• Test smoke and carbon monoxide detectors to make sure they are working before a storm.

• Know how to report a power outage to your utility company.

• Have cash on hand. If the power is out, so are the ATMs and credit card machines.

• Charge your cell phones and try not to use them if the power goes out. Texting uses less power than a phone call, so send text messages to save power if possible.

• Be sure to keep an adequate amount of gas in your car.

• Be sure to check on friends and neighbors who have access or functional needs.

• Need a warming center? Call NJ 2-1-1 or visit www.nj211.org to get connected!

• Be sure to have extra medications on hand and keep them in a water-resistant container.

• Get all of your vital records and insurance papers together now. Keep them in a water-resistant container. If you can, scan and email them to yourself so you have a copy of important numbers and policies.

• Discuss business continuity plans now. Whether you are the boss or report to a boss, discuss your game plan for continued business operations.

• Know where your utility shut off valves (gas, electric, water) are and how to use them.

Drive Safely 

New Jersey State Police will be out on patrol and ready to assist. If you’re on the road, leave early to reach your destination and drive slowly. Remember to remove snow and ice from your vehicle before hitting the road. Please give road crews adequate space to treat and clear roadways. Leave a safe following distance behind other vehicles. For more information regarding driving times and current incidents visit: http://www.511nj.org/ 
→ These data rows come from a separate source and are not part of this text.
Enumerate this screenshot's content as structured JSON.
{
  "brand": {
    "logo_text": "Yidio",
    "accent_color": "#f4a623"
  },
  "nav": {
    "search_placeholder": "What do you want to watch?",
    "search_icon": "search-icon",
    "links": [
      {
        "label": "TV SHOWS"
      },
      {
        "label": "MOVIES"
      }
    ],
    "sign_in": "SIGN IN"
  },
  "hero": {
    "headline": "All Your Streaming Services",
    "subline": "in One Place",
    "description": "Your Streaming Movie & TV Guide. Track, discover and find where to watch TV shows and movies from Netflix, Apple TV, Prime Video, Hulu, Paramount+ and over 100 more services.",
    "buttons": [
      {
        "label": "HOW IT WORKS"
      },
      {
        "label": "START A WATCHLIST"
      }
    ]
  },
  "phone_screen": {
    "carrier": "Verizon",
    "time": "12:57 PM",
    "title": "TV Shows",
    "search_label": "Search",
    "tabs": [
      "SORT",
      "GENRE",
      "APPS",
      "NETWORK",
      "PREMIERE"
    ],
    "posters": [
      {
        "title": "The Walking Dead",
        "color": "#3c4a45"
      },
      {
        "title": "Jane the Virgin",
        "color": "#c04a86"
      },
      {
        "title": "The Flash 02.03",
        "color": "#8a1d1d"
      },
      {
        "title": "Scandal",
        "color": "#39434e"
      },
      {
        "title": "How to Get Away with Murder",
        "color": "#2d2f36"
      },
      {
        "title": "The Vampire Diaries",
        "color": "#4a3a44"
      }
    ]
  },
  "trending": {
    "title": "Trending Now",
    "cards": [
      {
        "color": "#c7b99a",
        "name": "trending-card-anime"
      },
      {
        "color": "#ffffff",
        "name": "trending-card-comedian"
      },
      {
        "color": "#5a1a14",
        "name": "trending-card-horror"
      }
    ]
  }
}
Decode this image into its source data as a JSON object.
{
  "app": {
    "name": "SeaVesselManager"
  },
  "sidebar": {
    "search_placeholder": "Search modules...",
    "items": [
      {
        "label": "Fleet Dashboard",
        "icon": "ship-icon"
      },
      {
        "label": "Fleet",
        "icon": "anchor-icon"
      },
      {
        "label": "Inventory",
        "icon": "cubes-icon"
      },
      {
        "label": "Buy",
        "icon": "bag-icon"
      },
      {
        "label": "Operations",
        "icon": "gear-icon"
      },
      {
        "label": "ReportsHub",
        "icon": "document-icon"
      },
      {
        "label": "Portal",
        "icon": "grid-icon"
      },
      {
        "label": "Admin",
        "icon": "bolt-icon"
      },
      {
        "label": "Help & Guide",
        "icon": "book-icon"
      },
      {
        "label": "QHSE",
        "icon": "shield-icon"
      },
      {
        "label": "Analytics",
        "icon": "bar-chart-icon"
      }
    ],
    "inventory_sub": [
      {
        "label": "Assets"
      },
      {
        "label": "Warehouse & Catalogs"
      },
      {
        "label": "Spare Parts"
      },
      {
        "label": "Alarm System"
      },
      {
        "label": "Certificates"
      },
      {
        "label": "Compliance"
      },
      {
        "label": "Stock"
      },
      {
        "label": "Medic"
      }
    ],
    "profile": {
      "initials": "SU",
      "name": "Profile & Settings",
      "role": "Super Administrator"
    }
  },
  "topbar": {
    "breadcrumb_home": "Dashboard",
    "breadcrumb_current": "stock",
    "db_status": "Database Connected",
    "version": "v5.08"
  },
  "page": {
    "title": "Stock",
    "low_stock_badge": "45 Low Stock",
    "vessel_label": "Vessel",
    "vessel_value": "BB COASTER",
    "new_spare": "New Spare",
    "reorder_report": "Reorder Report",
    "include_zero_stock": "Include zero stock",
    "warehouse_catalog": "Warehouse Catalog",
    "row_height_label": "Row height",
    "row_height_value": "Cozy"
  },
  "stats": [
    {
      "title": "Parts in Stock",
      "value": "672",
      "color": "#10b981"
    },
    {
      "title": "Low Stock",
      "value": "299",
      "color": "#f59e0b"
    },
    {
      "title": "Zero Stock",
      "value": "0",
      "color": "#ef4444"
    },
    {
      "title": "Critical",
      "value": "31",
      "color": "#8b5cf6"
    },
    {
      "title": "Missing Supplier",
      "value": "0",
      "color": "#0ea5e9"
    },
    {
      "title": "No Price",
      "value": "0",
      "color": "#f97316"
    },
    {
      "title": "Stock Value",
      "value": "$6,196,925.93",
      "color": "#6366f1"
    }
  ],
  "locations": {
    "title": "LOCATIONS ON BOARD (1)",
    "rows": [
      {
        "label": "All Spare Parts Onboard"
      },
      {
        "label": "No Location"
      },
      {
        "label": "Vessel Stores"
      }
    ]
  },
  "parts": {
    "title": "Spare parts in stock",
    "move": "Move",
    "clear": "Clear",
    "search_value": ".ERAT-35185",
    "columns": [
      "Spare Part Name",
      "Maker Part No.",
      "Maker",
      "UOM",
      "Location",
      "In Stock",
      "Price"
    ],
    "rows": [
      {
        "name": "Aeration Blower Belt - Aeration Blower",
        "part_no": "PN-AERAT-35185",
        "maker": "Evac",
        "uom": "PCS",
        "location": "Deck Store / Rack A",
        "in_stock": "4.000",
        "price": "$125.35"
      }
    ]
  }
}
Dress for Cold Weather 

• Wear loose, lightweight, warm clothing in several layers. Trapped air between the layers acts as an insulator. Layers can be removed to avoid perspiration and subsequent chill. Outer garments should be tightly woven, water repellent and hooded.

• Always wear a hat or cap on your head since half of your body heat could be lost through an uncovered head.

• Cover your mouth with a scarf to protect your lungs from extreme cold.

• Mittens, snug at the wrist, are better than gloves because fingers maintain more warmth when they touch each other.

Working Outdoors 

Winter storm conditions and cold waves are the deadliest types of weather as cold temperatures put an extra strain on your heart. Heavy exertion, such as shoveling snow, clearing debris or pushing a car can increase the risk of a heart attack.  

To avoid problems, remember these tips: 

• Stay warm, dress warm and SLOW DOWN when working outdoors.

• Take frequent rests to avoid overexertion.

• If you feel chest pain STOP and seek help immediately.

During a Power Outage: Safety Tips

• Only use flashlights for emergency lighting; candles can cause fires.

• Keep refrigerator and freezer doors closed. Most food requiring refrigeration can be kept safely in a closed refrigerator for several hours. An unopened refrigerator will keep food cold for approximately 4 hours. A full freezer will keep the temperature for approximately 48 hours.

• Put on layers of warm clothing if it is cold outside. Never burn charcoal for heating or cooking indoors. Never use your oven as a source of heat. If the power is out for a prolonged period, plan to go to another location (the home of a relative or friend, or a public facility) that has heat to keep warm. Call NJ 2-1-1 for additional resources.

• Turn off or disconnect appliances and other equipment in case of a momentary power “surge” that can damage computers and other devices. Consider adding surge protectors.

• Only use generators away from your home and NEVER run a generator inside a home or garage, or connect it to your home's electrical system.